Search the data for the word "pick" and copy out every line that has it.

(Beginning of Record extracts)

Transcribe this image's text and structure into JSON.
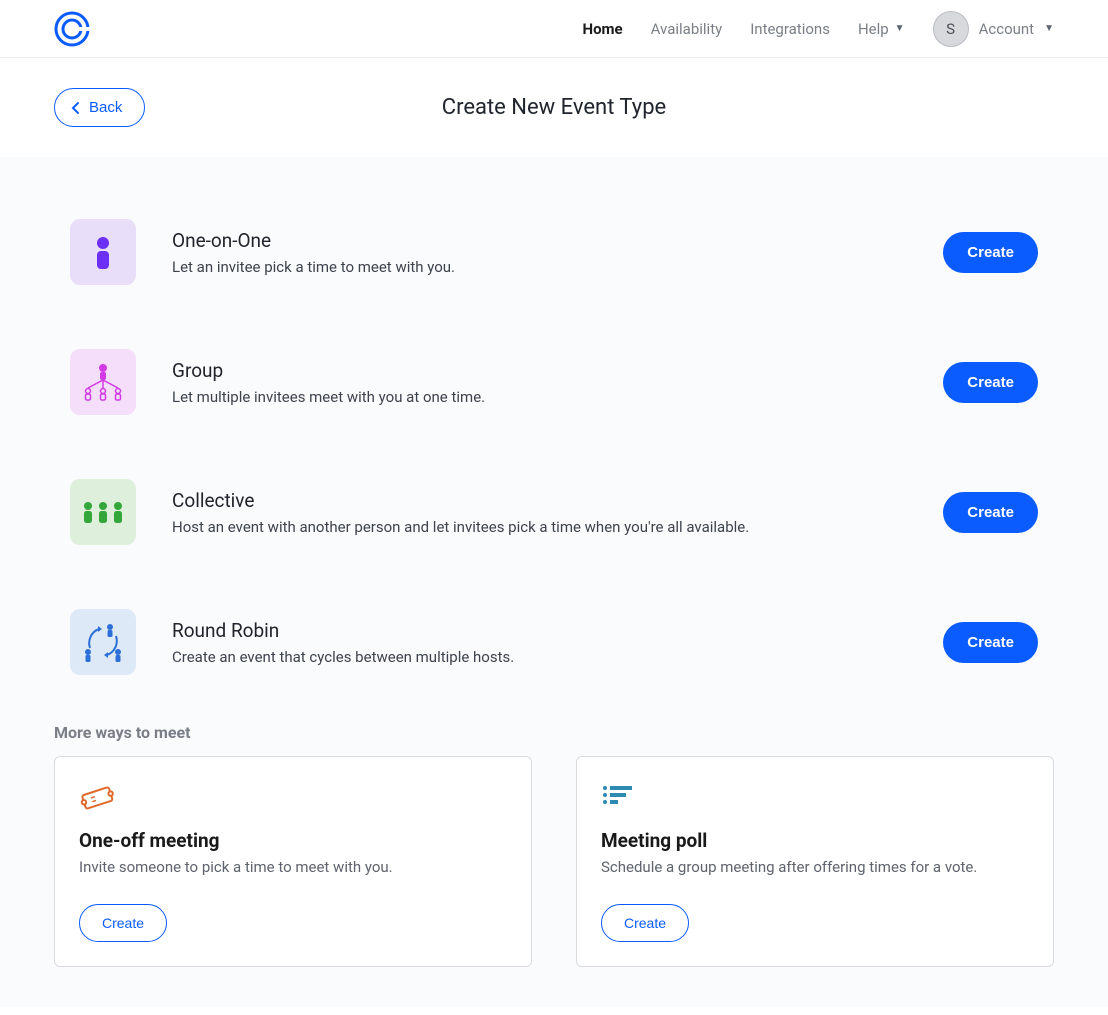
{
  "header": {
    "nav": {
      "home": "Home",
      "availability": "Availability",
      "integrations": "Integrations",
      "help": "Help",
      "account": "Account"
    },
    "avatar_initial": "S"
  },
  "title_bar": {
    "back": "Back",
    "page_title": "Create New Event Type"
  },
  "events": [
    {
      "title": "One-on-One",
      "desc": "Let an invitee pick a time to meet with you.",
      "button": "Create"
    },
    {
      "title": "Group",
      "desc": "Let multiple invitees meet with you at one time.",
      "button": "Create"
    },
    {
      "title": "Collective",
      "desc": "Host an event with another person and let invitees pick a time when you're all available.",
      "button": "Create"
    },
    {
      "title": "Round Robin",
      "desc": "Create an event that cycles between multiple hosts.",
      "button": "Create"
    }
  ],
  "more_section": {
    "heading": "More ways to meet",
    "cards": [
      {
        "title": "One-off meeting",
        "desc": "Invite someone to pick a time to meet with you.",
        "button": "Create"
      },
      {
        "title": "Meeting poll",
        "desc": "Schedule a group meeting after offering times for a vote.",
        "button": "Create"
      }
    ]
  }
}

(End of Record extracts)

**Response to this task:**
      "desc": "Let an invitee pick a time to meet with you.",
      "desc": "Host an event with another person and let invitees pick a time when you're all available.",
        "desc": "Invite someone to pick a time to meet with you.",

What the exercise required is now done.